All versions include what Nissan calls 'Brake-LSD', which aims to mimic the action of a mechanical limited slip differential by applying the brakes to a spinning wheel, but it's only really of use in the higher powered Jukes and they're more satisfying to drive well within the limits of adhesion in any case. The Nismo RS gets a proper mechanical LSD in front-wheel drive form.
The Nismo model can be fun - its damping in particular is impressive, dismissing road imperfections in a way that few other traditional hot hatchbacks can manage - but it's also illustrative of the inherent downsides of a taller crossover body.

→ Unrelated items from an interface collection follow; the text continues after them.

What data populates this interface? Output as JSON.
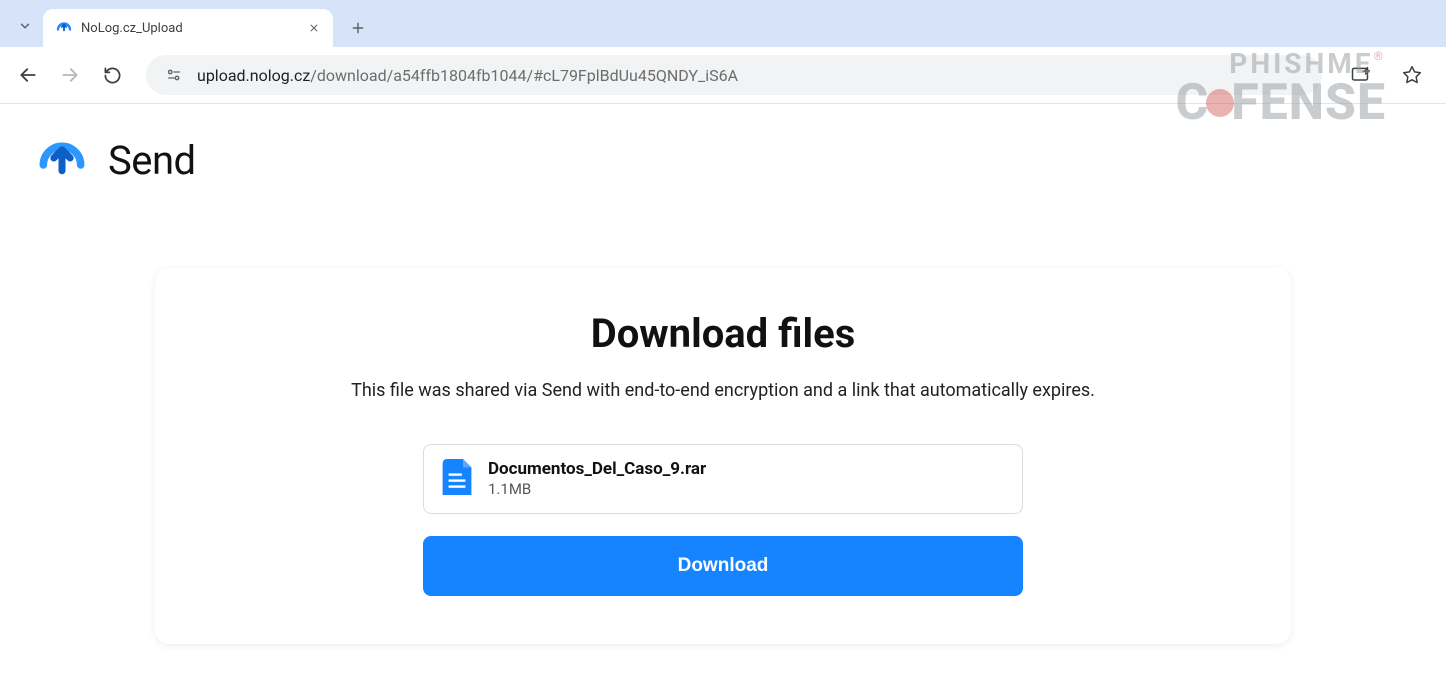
{
  "browser": {
    "tab_title": "NoLog.cz_Upload",
    "url_host": "upload.nolog.cz",
    "url_path": "/download/a54ffb1804fb1044/#cL79FplBdUu45QNDY_iS6A"
  },
  "watermark": {
    "line1": "PHISHME",
    "line2_prefix": "C",
    "line2_suffix": "FENSE"
  },
  "brand": {
    "name": "Send"
  },
  "card": {
    "title": "Download files",
    "description": "This file was shared via Send with end-to-end encryption and a link that automatically expires."
  },
  "file": {
    "name": "Documentos_Del_Caso_9.rar",
    "size": "1.1MB"
  },
  "download": {
    "label": "Download"
  }
}
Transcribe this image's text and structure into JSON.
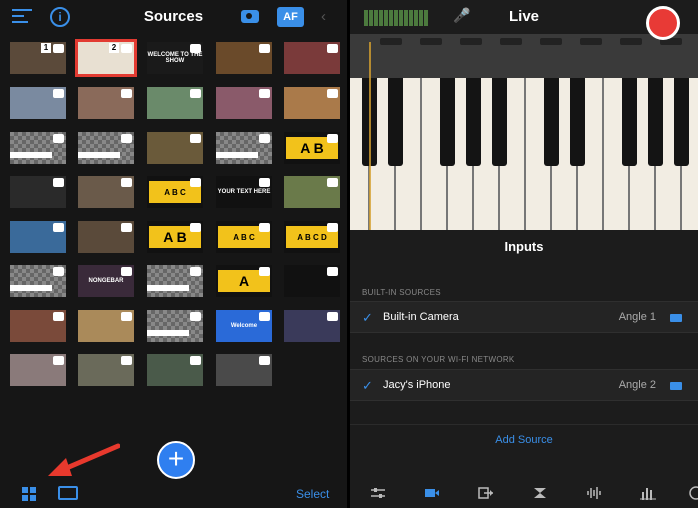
{
  "left_header": {
    "title": "Sources",
    "af_label": "AF"
  },
  "thumbnails": [
    {
      "row": 0,
      "col": 0,
      "number": "1",
      "type": "camera",
      "bg": "#5b4a3a"
    },
    {
      "row": 0,
      "col": 1,
      "number": "2",
      "type": "camera",
      "bg": "#e8e0d2",
      "selected": true
    },
    {
      "row": 0,
      "col": 2,
      "type": "text",
      "text": "WELCOME TO THE SHOW",
      "bg": "#1a1a1a"
    },
    {
      "row": 0,
      "col": 3,
      "type": "image",
      "bg": "#6a4a2a"
    },
    {
      "row": 0,
      "col": 4,
      "type": "image",
      "bg": "#7a3a3a"
    },
    {
      "row": 1,
      "col": 0,
      "type": "image",
      "bg": "#7a8aa0"
    },
    {
      "row": 1,
      "col": 1,
      "type": "image",
      "bg": "#8a6a5a"
    },
    {
      "row": 1,
      "col": 2,
      "type": "image",
      "bg": "#6a8a6a"
    },
    {
      "row": 1,
      "col": 3,
      "type": "image",
      "bg": "#8a5a6a"
    },
    {
      "row": 1,
      "col": 4,
      "type": "image",
      "bg": "#aa7a4a"
    },
    {
      "row": 2,
      "col": 0,
      "type": "overlay",
      "bg": "checker"
    },
    {
      "row": 2,
      "col": 1,
      "type": "overlay",
      "bg": "checker"
    },
    {
      "row": 2,
      "col": 2,
      "type": "image",
      "bg": "#6a5a3a"
    },
    {
      "row": 2,
      "col": 3,
      "type": "overlay",
      "bg": "checker"
    },
    {
      "row": 2,
      "col": 4,
      "type": "yellow",
      "text": "A B"
    },
    {
      "row": 3,
      "col": 0,
      "type": "image",
      "bg": "#2a2a2a"
    },
    {
      "row": 3,
      "col": 1,
      "type": "video",
      "bg": "#6a5a4a"
    },
    {
      "row": 3,
      "col": 2,
      "type": "yellow",
      "text": "A B C"
    },
    {
      "row": 3,
      "col": 3,
      "type": "text",
      "text": "YOUR TEXT HERE",
      "bg": "#111"
    },
    {
      "row": 3,
      "col": 4,
      "type": "image",
      "bg": "#6a7a4a"
    },
    {
      "row": 4,
      "col": 0,
      "type": "image",
      "bg": "#3a6a9a"
    },
    {
      "row": 4,
      "col": 1,
      "type": "video",
      "bg": "#5a4a3a"
    },
    {
      "row": 4,
      "col": 2,
      "type": "yellow",
      "text": "A B"
    },
    {
      "row": 4,
      "col": 3,
      "type": "yellow",
      "text": "A B C"
    },
    {
      "row": 4,
      "col": 4,
      "type": "yellow",
      "text": "A B C D"
    },
    {
      "row": 5,
      "col": 0,
      "type": "overlay",
      "bg": "checker"
    },
    {
      "row": 5,
      "col": 1,
      "type": "text",
      "text": "NONGEBAR",
      "bg": "#3a2a3a"
    },
    {
      "row": 5,
      "col": 2,
      "type": "overlay",
      "bg": "checker"
    },
    {
      "row": 5,
      "col": 3,
      "type": "yellow",
      "text": "A"
    },
    {
      "row": 5,
      "col": 4,
      "type": "video",
      "bg": "#111"
    },
    {
      "row": 6,
      "col": 0,
      "type": "image",
      "bg": "#7a4a3a"
    },
    {
      "row": 6,
      "col": 1,
      "type": "image",
      "bg": "#aa8a5a"
    },
    {
      "row": 6,
      "col": 2,
      "type": "overlay",
      "bg": "checker"
    },
    {
      "row": 6,
      "col": 3,
      "type": "text",
      "text": "Welcome",
      "bg": "#2a6ad8"
    },
    {
      "row": 6,
      "col": 4,
      "type": "image",
      "bg": "#3a3a5a"
    },
    {
      "row": 7,
      "col": 0,
      "type": "image",
      "bg": "#8a7a7a"
    },
    {
      "row": 7,
      "col": 1,
      "type": "video",
      "bg": "#6a6a5a"
    },
    {
      "row": 7,
      "col": 2,
      "type": "video",
      "bg": "#4a5a4a"
    },
    {
      "row": 7,
      "col": 3,
      "type": "video",
      "bg": "#4a4a4a"
    }
  ],
  "left_footer": {
    "select_label": "Select",
    "plus_label": "+"
  },
  "right_header": {
    "title": "Live"
  },
  "inputs": {
    "title": "Inputs",
    "builtin_heading": "BUILT-IN SOURCES",
    "builtin": [
      {
        "label": "Built-in Camera",
        "angle": "Angle 1",
        "checked": "✓"
      }
    ],
    "wifi_heading": "SOURCES ON YOUR WI-FI NETWORK",
    "wifi": [
      {
        "label": "Jacy's iPhone",
        "angle": "Angle 2",
        "checked": "✓"
      }
    ],
    "add_source": "Add Source"
  },
  "colors": {
    "accent": "#3a8fe8",
    "record": "#e83a36",
    "selected": "#e23b32",
    "annotation_arrow": "#e8392d"
  }
}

In short, it rolls more than regular hot hatchbacks, doesn't have the same levels of grip, and the higher driving position (while great for forward visibility) never quite puts you in the thick of the action like a normal hatch. If you're sold on its quirks though, you'll probably accept its limitations. The roll also gives the limited-slip differential plenty of work to do, which results in the steering wheel tugging at your hands. It makes the car feel lively, but others may find it hard work.